Does your Bremen model have this problem?

Anyway as my wife is in hospital  tomorrow for her hip operation, (on the 1st of Oct,  after waiting over 12months)  and Masie has already reported the data I thought I might doc the output a little early in case I am not around tomorrow..

Total sea ice +74K Km2  up to  4,283K Km2  (2nd lowest) . Central +35K Km2, CAA +24K Km2, Beaufort +19K Km2, however the loss continued in Chukchi (-23K Km2).  So pretty well going according to expectations. (mine anyway).

I think we may well now be in for a spell of large gains especially as Siberia starts to rapidly cool.

Yes I will be watching for any coastal ice formation on Masie  (which does not have the same coastal issues) and I do expect to see very low numbers for the Average sea ice in September (probably 2nd lowest) which will be published in the near future, but I think the immediate ice action will bring positive news for all ice lovers..

MIA

 

 

  • Like 1
  • Thanks 2
Link to post
Share on other sites
On 30/09/2020 at 06:37, Turnedoutniceagain said:

Siberian snow at last. Looks like an area larger than the UK just got dumped on

 

image.thumb.png.400e29998afe5358052b05cd1a94aabe.png

Lets hope it continues!

Link to post
Share on other sites
6 hours ago, Turnedoutniceagain said:

Continuing build-up in Siberia and sea-ice on the increase too.

It looks like Winter 2020 is well underway.

 

image.thumb.png.8b5282e8e50b242e03093a359f51f83d.png

Now we are in October snow cover should rapidly expand from east to west. I think it's the rate of advance which is the most important factor, not how far it spreads. In 2012 we saw a rapid expanse in the latter part of the month to the west Russia border. Something to do with feedback mechanisms in the winter. The second half of October is the key timeframe.

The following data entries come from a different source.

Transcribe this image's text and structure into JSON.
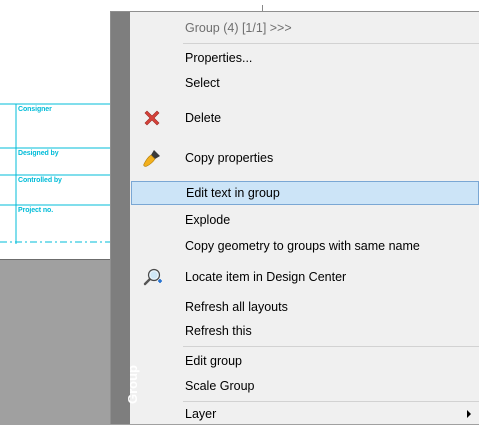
{
  "drawing": {
    "title_block": [
      {
        "label": "Consigner"
      },
      {
        "label": "Designed by"
      },
      {
        "label": "Controlled by"
      },
      {
        "label": "Project no."
      }
    ]
  },
  "menu": {
    "side_title": "Group",
    "header": "Group (4) [1/1] >>>",
    "items": {
      "properties": "Properties...",
      "select": "Select",
      "delete": "Delete",
      "copy_properties": "Copy properties",
      "edit_text_in_group": "Edit text in group",
      "explode": "Explode",
      "copy_geometry": "Copy geometry to groups with same name",
      "locate_item": "Locate item in Design Center",
      "refresh_all_layouts": "Refresh all layouts",
      "refresh_this": "Refresh this",
      "edit_group": "Edit group",
      "scale_group": "Scale Group",
      "layer": "Layer"
    },
    "highlighted_item": "edit_text_in_group",
    "colors": {
      "highlight_bg": "#cce4f7",
      "highlight_border": "#7aa7d4",
      "side_strip": "#7e7e7e",
      "cad_cyan": "#00bcd8"
    },
    "icons": {
      "delete": "red-x-icon",
      "copy_properties": "paintbrush-icon",
      "locate_item": "magnifier-plus-icon",
      "layer": "submenu-arrow-icon"
    }
  }
}
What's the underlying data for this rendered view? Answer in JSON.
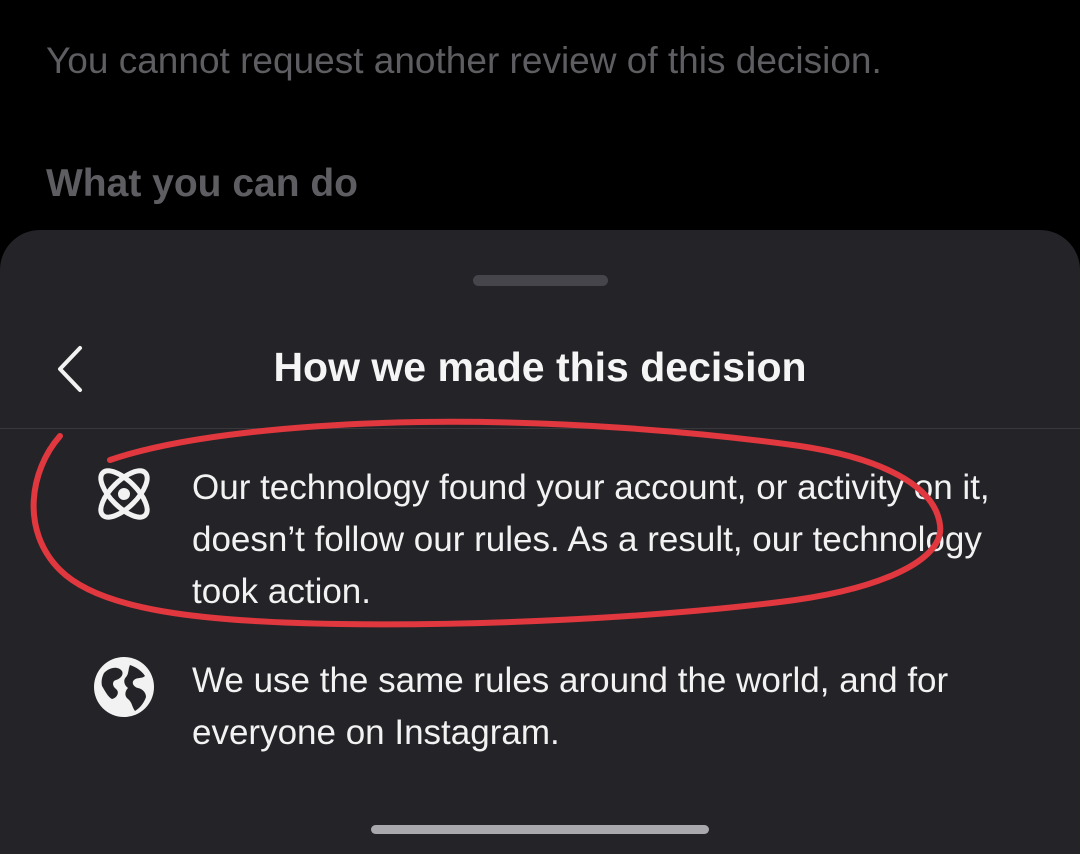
{
  "background": {
    "notice": "You cannot request another review of this decision.",
    "section_heading": "What you can do"
  },
  "sheet": {
    "title": "How we made this decision",
    "back_icon": "chevron-left-icon",
    "items": [
      {
        "icon": "atom-icon",
        "text": "Our technology found your account, or activity on it, doesn’t follow our rules. As a result, our technology took action."
      },
      {
        "icon": "globe-icon",
        "text": "We use the same rules around the world, and for everyone on Instagram."
      }
    ]
  },
  "colors": {
    "sheet_background": "#242428",
    "page_background": "#000000",
    "annotation_stroke": "#e0383e"
  }
}
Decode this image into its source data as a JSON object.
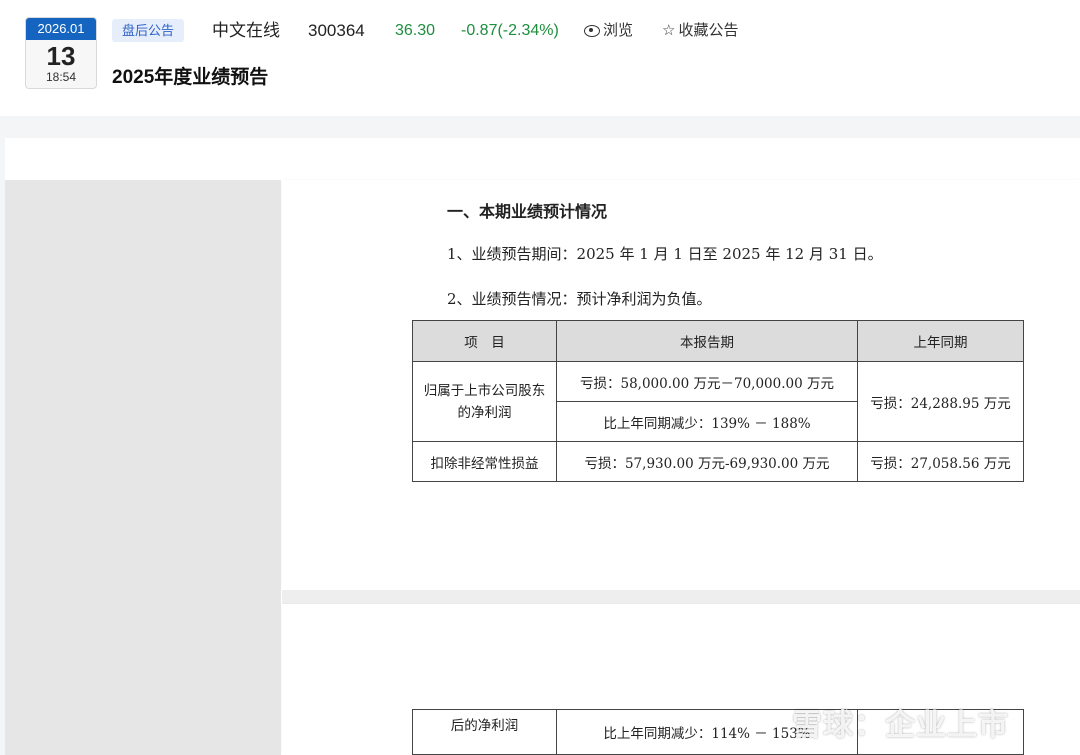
{
  "header": {
    "date_card": {
      "year_month": "2026.01",
      "day": "13",
      "time": "18:54"
    },
    "tag": "盘后公告",
    "company": "中文在线",
    "code": "300364",
    "price": "36.30",
    "change": "-0.87(-2.34%)",
    "browse_label": "浏览",
    "favorite_label": "收藏公告",
    "title": "2025年度业绩预告"
  },
  "document": {
    "section_heading": "一、本期业绩预计情况",
    "para1": "1、业绩预告期间：2025 年 1 月 1 日至 2025 年 12 月 31 日。",
    "para2": "2、业绩预告情况：预计净利润为负值。",
    "table": {
      "headers": [
        "项　目",
        "本报告期",
        "上年同期"
      ],
      "row1_label": "归属于上市公司股东的净利润",
      "row1_current_a": "亏损：58,000.00 万元－70,000.00 万元",
      "row1_current_b": "比上年同期减少：139% － 188%",
      "row1_prior": "亏损：24,288.95 万元",
      "row2_label": "扣除非经常性损益",
      "row2_current": "亏损：57,930.00 万元-69,930.00 万元",
      "row2_prior": "亏损：27,058.56 万元"
    },
    "page2_table": {
      "label": "后的净利润",
      "current": "比上年同期减少：114% － 153%"
    }
  },
  "watermark": "雪球：企业上市",
  "colors": {
    "accent": "#1565c0",
    "down": "#1e8e3e",
    "tag_bg": "#e6eefb"
  }
}
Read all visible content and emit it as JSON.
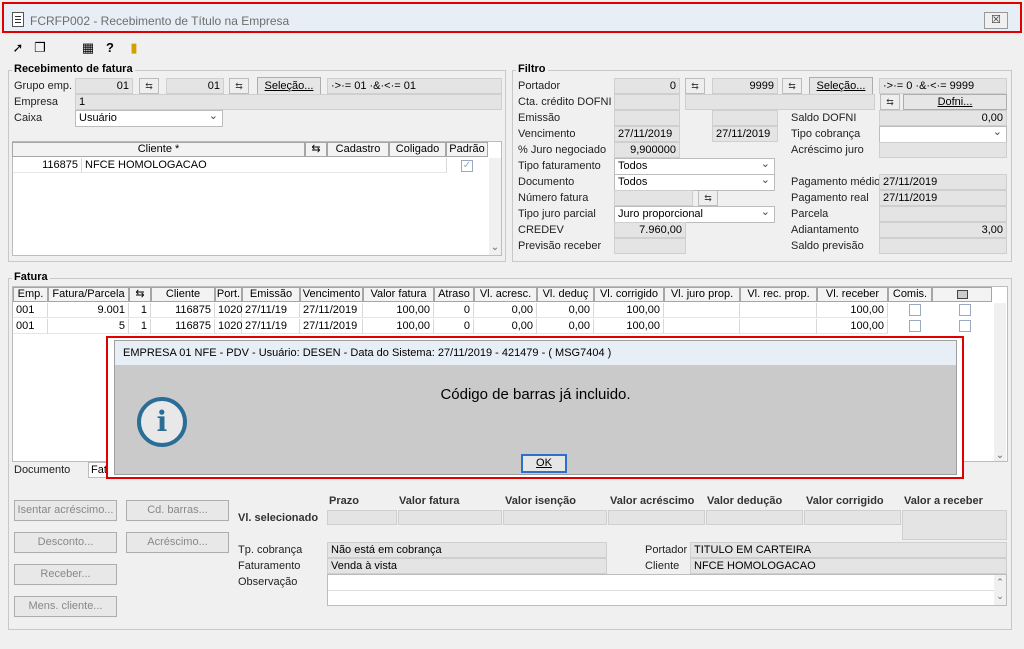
{
  "window": {
    "title": "FCRFP002 - Recebimento de Título na Empresa",
    "close": "☒"
  },
  "receb": {
    "title": "Recebimento de fatura",
    "grupo_label": "Grupo emp.",
    "grupo_from": "01",
    "grupo_to": "01",
    "selecao": "Seleção...",
    "grupo_expr": "·>·= 01 ·&·<·= 01",
    "empresa_label": "Empresa",
    "empresa": "1",
    "caixa_label": "Caixa",
    "caixa": "Usuário",
    "cols": [
      "Cliente *",
      "Cadastro",
      "Coligado",
      "Padrão"
    ],
    "rows": [
      {
        "codigo": "116875",
        "nome": "NFCE HOMOLOGACAO"
      }
    ]
  },
  "filtro": {
    "title": "Filtro",
    "portador_label": "Portador",
    "portador_from": "0",
    "portador_to": "9999",
    "selecao": "Seleção...",
    "portador_expr": "·>·= 0 ·&·<·= 9999",
    "cta_label": "Cta. crédito DOFNI",
    "dofni_btn": "Dofni...",
    "emissao_label": "Emissão",
    "saldo_dofni_label": "Saldo DOFNI",
    "saldo_dofni": "0,00",
    "venc_label": "Vencimento",
    "venc_from": "27/11/2019",
    "venc_to": "27/11/2019",
    "tipo_cobr_label": "Tipo cobrança",
    "juro_neg_label": "% Juro negociado",
    "juro_neg": "9,900000",
    "acresc_juro_label": "Acréscimo juro",
    "tipo_fat_label": "Tipo faturamento",
    "tipo_fat": "Todos",
    "documento_label": "Documento",
    "documento": "Todos",
    "pag_medio_label": "Pagamento médio",
    "pag_medio": "27/11/2019",
    "num_fat_label": "Número fatura",
    "pag_real_label": "Pagamento real",
    "pag_real": "27/11/2019",
    "tipo_juro_label": "Tipo juro parcial",
    "tipo_juro": "Juro proporcional",
    "parcela_label": "Parcela",
    "credev_label": "CREDEV",
    "credev": "7.960,00",
    "adiant_label": "Adiantamento",
    "adiant": "3,00",
    "prev_label": "Previsão receber",
    "saldo_prev_label": "Saldo previsão"
  },
  "fatura": {
    "title": "Fatura",
    "cols": [
      "Emp.",
      "Fatura/Parcela",
      "",
      "Cliente",
      "Port.",
      "Emissão",
      "Vencimento",
      "Valor fatura",
      "Atraso",
      "Vl. acresc.",
      "Vl. deduç",
      "Vl. corrigido",
      "Vl. juro prop.",
      "Vl. rec. prop.",
      "Vl. receber",
      "Comis.",
      ""
    ],
    "rows": [
      {
        "emp": "001",
        "fatura": "9.001",
        "parcela": "1",
        "cliente": "116875",
        "port": "1020",
        "emissao": "27/11/19",
        "venc": "27/11/2019",
        "valor": "100,00",
        "atraso": "0",
        "acresc": "0,00",
        "deduc": "0,00",
        "corrigido": "100,00",
        "juro": "",
        "rec": "",
        "receber": "100,00"
      },
      {
        "emp": "001",
        "fatura": "5",
        "parcela": "1",
        "cliente": "116875",
        "port": "1020",
        "emissao": "27/11/19",
        "venc": "27/11/2019",
        "valor": "100,00",
        "atraso": "0",
        "acresc": "0,00",
        "deduc": "0,00",
        "corrigido": "100,00",
        "juro": "",
        "rec": "",
        "receber": "100,00"
      }
    ],
    "documento_label": "Documento",
    "documento_val": "Fat"
  },
  "buttons": {
    "isentar": "Isentar acréscimo...",
    "cd_barras": "Cd. barras...",
    "desconto": "Desconto...",
    "acrescimo": "Acréscimo...",
    "receber": "Receber...",
    "mens": "Mens. cliente..."
  },
  "summary": {
    "cols": [
      "Prazo",
      "Valor fatura",
      "Valor isenção",
      "Valor acréscimo",
      "Valor dedução",
      "Valor corrigido",
      "Valor a receber"
    ],
    "sel_label": "Vl. selecionado",
    "tp_cobr_label": "Tp. cobrança",
    "tp_cobr": "Não está em cobrança",
    "fat_label": "Faturamento",
    "fat": "Venda à vista",
    "obs_label": "Observação",
    "portador_label": "Portador",
    "portador": "TITULO EM CARTEIRA",
    "cliente_label": "Cliente",
    "cliente": "NFCE HOMOLOGACAO"
  },
  "dialog": {
    "title": "EMPRESA 01 NFE - PDV - Usuário: DESEN - Data do Sistema: 27/11/2019 - 421479 - ( MSG7404 )",
    "message": "Código de barras já incluido.",
    "ok": "OK",
    "icon": "i"
  }
}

  • Like 1
Link to post
Share on other sites

Create an account or sign in to comment

You need to be a member in order to leave a comment

Create an account

Sign up for a new account in our community. It's easy!

Register a new account

Sign in

Already have an account? Sign in here.

Sign In Now
×
×
  • Create New...